Lawrence school board members are now poring over sketches and diagrams of how elementary school classrooms could look at the end of a districtwide renovation project.
Those drawings, presented during a work session Monday night, call for reconfiguring space in existing buildings to create more spacious rooms to accommodate the way teachers manage classrooms today.
“The majority of classrooms in our district were built in the mid-century, 1950s or before,” architect John Wilkins told the board. “They’re nice classrooms for what they were intended to be, depending on the number of kids you decide to put in those classrooms. And I think each of the schools at one time or another has had a spike in a particular grade level where they’ve had to put a large number of kids in those classrooms. When they do that, the classrooms that we have are a little bit on the small side, or at least small in terms of the type of education that our teachers are doing today and will be doing more of in the future.”
Wilkins heads the Lawrence office of Gould Evans and Associates, the architecture and design firm working with the district to develop a master plan for facility upgrades.
In years past, Wilkins said, teachers typically arranged their rooms with students’ desks lined up in straight rows. The teacher would stand in front of the class to deliver a lesson, and all students were expected to focus their attention there.
Today, he said, it’s less common for all students in a room to be working on the same thing at the same time. Classrooms are often broken into smaller work groups, “sometimes led by a teacher or (paraprofessional), sometimes with individualized instruction at computers. So if you look at classrooms that are being built today, it means more elbow room for the kids, more room to use.”
Some of the newer elementary schools in Lawrence already are configured for that kind of activity, Wilkins said. But many are not, particularly the six schools in central and east Lawrence that are the focus of building improvement plans: Cordley, Hillcrest, Kennedy, New York, Pinckney and Sunset Hill.
During the work session, Wilkins showed schematics that he has also shown at public input sessions being held throughout the district. They depict combining three classrooms into two to provide each class with additional space as well as “break-out” space, or “pods,” where students can work independently or in small groups apart from the rest of the class.
“All of your schools are using break-out for education today, and all of them do it within the classroom,” Wilkins said. “In the schools that have the common-area pods, they’re spending about half their time breaking out in the classroom and half their time breaking out into these common areas.”
To accomplish that kind of arrangement, Wilkins suggested reconfiguring walls and space to effectively combine groups of three classrooms into two. The middle room in a row of three would be split in half to provide additional space, including break-out space, for the two rooms on either end.

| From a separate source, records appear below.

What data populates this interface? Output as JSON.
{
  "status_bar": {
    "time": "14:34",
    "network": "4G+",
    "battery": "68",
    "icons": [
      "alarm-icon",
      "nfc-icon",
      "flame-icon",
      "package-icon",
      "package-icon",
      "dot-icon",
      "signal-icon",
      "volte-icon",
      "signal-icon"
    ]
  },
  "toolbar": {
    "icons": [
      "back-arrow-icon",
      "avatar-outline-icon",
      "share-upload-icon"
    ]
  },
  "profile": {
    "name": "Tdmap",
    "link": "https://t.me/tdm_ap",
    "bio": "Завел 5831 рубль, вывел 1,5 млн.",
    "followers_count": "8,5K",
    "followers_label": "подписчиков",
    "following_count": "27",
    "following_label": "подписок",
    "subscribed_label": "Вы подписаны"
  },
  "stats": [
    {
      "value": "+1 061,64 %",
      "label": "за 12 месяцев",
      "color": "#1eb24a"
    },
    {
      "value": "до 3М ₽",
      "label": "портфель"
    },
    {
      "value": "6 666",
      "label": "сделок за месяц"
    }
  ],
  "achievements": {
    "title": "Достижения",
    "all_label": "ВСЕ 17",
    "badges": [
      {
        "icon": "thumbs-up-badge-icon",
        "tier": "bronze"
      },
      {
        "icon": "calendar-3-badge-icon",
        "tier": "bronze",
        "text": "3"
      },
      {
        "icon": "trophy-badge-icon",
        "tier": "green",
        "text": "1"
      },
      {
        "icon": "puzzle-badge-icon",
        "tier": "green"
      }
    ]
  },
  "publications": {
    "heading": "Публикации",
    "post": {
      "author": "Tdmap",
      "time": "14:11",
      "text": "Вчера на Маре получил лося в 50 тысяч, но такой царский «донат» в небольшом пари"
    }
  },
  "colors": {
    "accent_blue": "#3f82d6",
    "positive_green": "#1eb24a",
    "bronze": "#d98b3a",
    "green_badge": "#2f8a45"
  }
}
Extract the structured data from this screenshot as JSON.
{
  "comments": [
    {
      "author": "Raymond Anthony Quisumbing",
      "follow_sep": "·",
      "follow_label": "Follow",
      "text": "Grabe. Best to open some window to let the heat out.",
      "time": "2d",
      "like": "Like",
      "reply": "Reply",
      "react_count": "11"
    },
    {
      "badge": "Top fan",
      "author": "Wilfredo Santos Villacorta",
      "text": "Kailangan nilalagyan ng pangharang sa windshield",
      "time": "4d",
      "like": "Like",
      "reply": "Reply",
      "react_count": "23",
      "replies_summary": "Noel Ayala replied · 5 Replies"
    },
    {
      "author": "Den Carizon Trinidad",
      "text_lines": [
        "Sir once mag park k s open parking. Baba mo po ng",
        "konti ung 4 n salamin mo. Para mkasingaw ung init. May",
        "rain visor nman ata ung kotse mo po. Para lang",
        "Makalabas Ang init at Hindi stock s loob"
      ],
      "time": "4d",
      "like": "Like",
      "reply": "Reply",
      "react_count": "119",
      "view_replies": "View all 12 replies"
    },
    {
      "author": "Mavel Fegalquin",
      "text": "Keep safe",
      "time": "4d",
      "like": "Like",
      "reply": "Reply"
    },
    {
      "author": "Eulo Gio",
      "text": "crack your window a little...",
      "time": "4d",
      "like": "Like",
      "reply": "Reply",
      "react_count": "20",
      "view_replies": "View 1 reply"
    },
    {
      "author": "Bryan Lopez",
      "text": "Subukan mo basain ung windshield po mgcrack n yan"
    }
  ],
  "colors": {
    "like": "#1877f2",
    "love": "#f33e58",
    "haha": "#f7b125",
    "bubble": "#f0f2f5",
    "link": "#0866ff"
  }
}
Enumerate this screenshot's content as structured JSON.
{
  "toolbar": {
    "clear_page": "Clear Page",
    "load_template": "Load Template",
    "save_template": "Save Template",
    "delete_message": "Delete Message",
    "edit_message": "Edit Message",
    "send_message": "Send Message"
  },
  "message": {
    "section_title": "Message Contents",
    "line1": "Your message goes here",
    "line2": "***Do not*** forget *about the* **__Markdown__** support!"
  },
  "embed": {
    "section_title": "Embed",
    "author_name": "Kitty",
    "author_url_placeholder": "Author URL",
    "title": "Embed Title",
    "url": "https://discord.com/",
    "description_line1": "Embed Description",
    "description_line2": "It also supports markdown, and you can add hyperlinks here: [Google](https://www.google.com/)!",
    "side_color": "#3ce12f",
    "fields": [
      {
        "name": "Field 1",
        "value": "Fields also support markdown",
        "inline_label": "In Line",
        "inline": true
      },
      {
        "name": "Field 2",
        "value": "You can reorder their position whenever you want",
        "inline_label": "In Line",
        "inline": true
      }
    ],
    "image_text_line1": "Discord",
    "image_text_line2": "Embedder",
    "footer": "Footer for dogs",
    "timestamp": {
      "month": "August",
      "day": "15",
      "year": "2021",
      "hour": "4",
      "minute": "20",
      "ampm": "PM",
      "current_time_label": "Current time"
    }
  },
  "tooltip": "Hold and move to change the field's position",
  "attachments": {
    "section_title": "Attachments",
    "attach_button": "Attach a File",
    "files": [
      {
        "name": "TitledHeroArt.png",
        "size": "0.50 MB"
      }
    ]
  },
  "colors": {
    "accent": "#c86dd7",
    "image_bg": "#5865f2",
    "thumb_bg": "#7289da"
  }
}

But some of the newer schools could use some reconfiguration and expansion too, he said.
For example, he noted that nearly all elementary schools need to upgrade or expand their special education rooms to meet modern standards. That includes having restrooms adjacent to classrooms, as well as other modifications.
Several schools also need security enhancements, he said, so visitors entering the building cannot pass into halls or rooms without being seen from the administrative office.
As recently as 2011, the six older schools in central and east Lawrence were targeted for closure or consolidation so that money for renovation and expansion could be focused on fewer sites.
But a community task force charged with drawing up specific plans for closure and consolidation ultimately rejected that idea. In a report released in February, that group recommended keeping all 14 of the district’s elementary schools open. It also recommended a capital improvement plan that would bring those schools up to the same standard as newer schools in the district to achieve equity among all the buildings.
Part of that group’s rationale was that enrollment in the six schools appeared to be growing faster than previously projected, so consolidating them into three or four buildings would result in crowded classrooms and the need for new construction to expand the remaining schools.
“In light of enrollment projections, any closing scenario would require a large-scale building effort to replace closed classrooms and accommodate students from closed schools, and the cost of this construction would be considerably greater than the cost of upgrades to the existing schools,” the report stated.
According to official enrollment figures from the Kansas State Department of Education, between the 2009-10 school year and this year, enrollment has declined in four of the six schools: Cordley, New York, Pinckney and Sunset Hill. Of those, New York School saw the biggest decline. It lost 123 students during that time, or about 41 percent. Sunset Hill’s enrollment has declined by only five students, or 1.7 percent.
Hillcrest enrollment has added 29 students during that period, or 8.6 percent. Kennedy is up 48 students, or 14.2 percent.
The plans outlined Monday night, however, would appear to have a similar effect by reducing the number of classrooms that currently exist in each of those buildings, thus making it necessary to expand at least some of them.
Meanwhile, some of those buildings would need to be expanded further still by adding more classrooms to meet the goal of having at least two full classrooms for each grade level, and by eliminating portable buildings with permanent structures as well as providing them with separate gymnasiums and cafeterias.
The purpose of the work session was to get guidance from the school board about whether to proceed along those lines or change the direction of the planning.
None of the board members suggested scaling back or amending the plans.
The board hopes to decide by Jan. 1 on a final master plan, as well as a dollar amount for a bond issue that would fund the projects.
In addition to the building renovations, the bond issue also would include districtwide technology upgrades.
The board then plans to ask voters to approve the bond issue during the April municipal elections.